One of the things that you do not want to do as host of a barbecue party is to run out of food. It is much better to wind up with leftovers. That said, you do not want to waste food either. When planning how much barbecue per person, you should take a few factors into account.
It is possible to serve as many as 30 guests using a single grill without too much trouble. Gender is one of the important factors to consider and age is another. Generally speaking, young men will eat more than everyone else; however, this does vary from group to group. Note also that children typically eat the least of all the age groups so you will want to factor the number of younger guests in as well.
You should certainly determine whether there are any people who do not eat meat among your guests. You will have to find meat alternatives for them.
How much food overall
Will the meat be the star of the show? How many sides do you plan to serve along with it? If your barbecue is going to center around meat, you will need more per person. If you plan on having multiple sides, you can opt for less meat. For example:
Expect a rack of ribs to serve two adults, if ribs will be the only meat or if there are only two or three sides. If you are serving multiple types of meat or more than three sides, expect it to serve three or more.
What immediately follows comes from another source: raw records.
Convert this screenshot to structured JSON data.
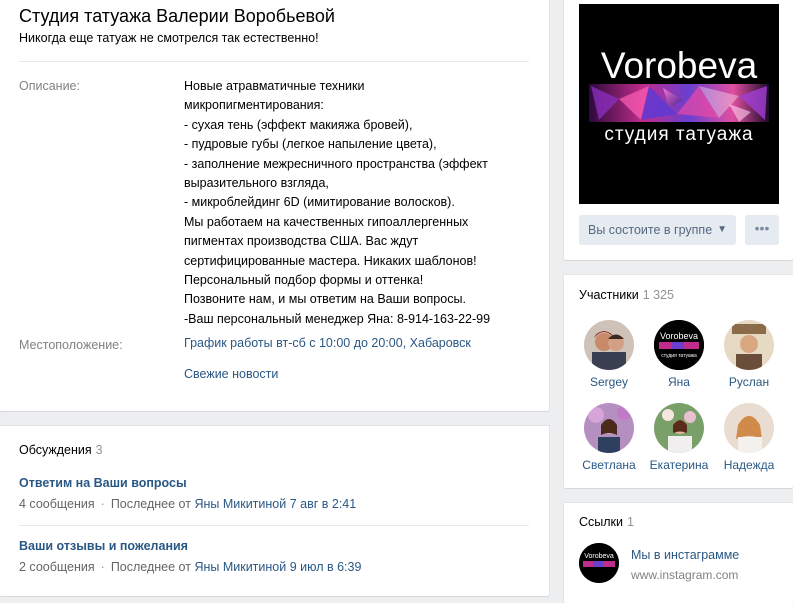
{
  "group": {
    "title": "Студия татуажа Валерии Воробьевой",
    "status": "Никогда еще татуаж не смотрелся так естественно!"
  },
  "info": {
    "description_label": "Описание:",
    "description_lines": [
      "Новые атравматичные техники",
      "микропигментирования:",
      "- сухая тень (эффект макияжа бровей),",
      "- пудровые губы (легкое напыление цвета),",
      "- заполнение межресничного пространства (эффект",
      "выразительного взгляда,",
      "- микроблейдинг 6D (имитирование волосков).",
      "Мы работаем на качественных гипоаллергенных",
      "пигментах производства США. Вас ждут",
      "сертифицированные мастера. Никаких шаблонов!",
      "Персональный подбор формы и оттенка!",
      "Позвоните нам, и мы ответим на Ваши вопросы.",
      "-Ваш персональный менеджер Яна: 8-914-163-22-99"
    ],
    "location_label": "Местоположение:",
    "location_value": "График работы вт-сб с 10:00 до 20:00, Хабаровск",
    "news_link": "Свежие новости"
  },
  "discussions": {
    "header": "Обсуждения",
    "count": "3",
    "topics": [
      {
        "title": "Ответим на Ваши вопросы",
        "messages": "4 сообщения",
        "last_prefix": "Последнее от",
        "last_author": "Яны Микитиной",
        "last_date": "7 авг в 2:41"
      },
      {
        "title": "Ваши отзывы и пожелания",
        "messages": "2 сообщения",
        "last_prefix": "Последнее от",
        "last_author": "Яны Микитиной",
        "last_date": "9 июл в 6:39"
      }
    ]
  },
  "cover": {
    "brand": "Vorobeva",
    "subtitle": "студия татуажа"
  },
  "actions": {
    "joined": "Вы состоите в группе",
    "more": "•••"
  },
  "members": {
    "header": "Участники",
    "count": "1 325",
    "list": [
      "Sergey",
      "Яна",
      "Руслан",
      "Светлана",
      "Екатерина",
      "Надежда"
    ]
  },
  "links": {
    "header": "Ссылки",
    "count": "1",
    "items": [
      {
        "title": "Мы в инстаграмме",
        "url": "www.instagram.com"
      }
    ]
  },
  "colors": {
    "link": "#2a5885",
    "muted": "#828282",
    "button_bg": "#e5ebf1"
  }
}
Plan for two chicken pieces per person if chicken is the only item or if you are only serving two or three sides; one per person with other meats and more than three sides.
Plan for two burgers per person with two or three sides or other meats. For pulled or sliced meat, a pound should serve three people; 4 people if there are multiple types of meat or more than three sides. Note that this refers to the weight of the cooked meat, not the weight of the raw meat.
Starting weight vs. raw
When grilling meat, you have to consider the fact that it will lose a considerable amount of weight after being trimmed and losing water as a part of the cooking process. In some cases, the weight printed on the package and the finished weight can differ dramatically. This means that you need to be conservative with your planning.
While ribs and chicken do not lose a large amount of their starting weight, other meats do. With brisket, expect to lose up to 45 to 50 percent of the raw weight. You will get about 10 pounds of cooked brisket for every 20 pounds of raw brisket that you smoke. Burgers made with 80/20 ground beef will usually lose about a third of their starting weight by the time they come off the grill. Pork loin will also lose approximately a third of its starting weight.
Bone-in or boneless cuts
If you plan to serve boneless cuts, you will need at least 4 ounces per person. Ideally, you should serve each guest about 6 ounces. For bone-in cuts like T-bone steaks, plan for 12 ounces per guest; the ideal serving size will be around 16 ounces.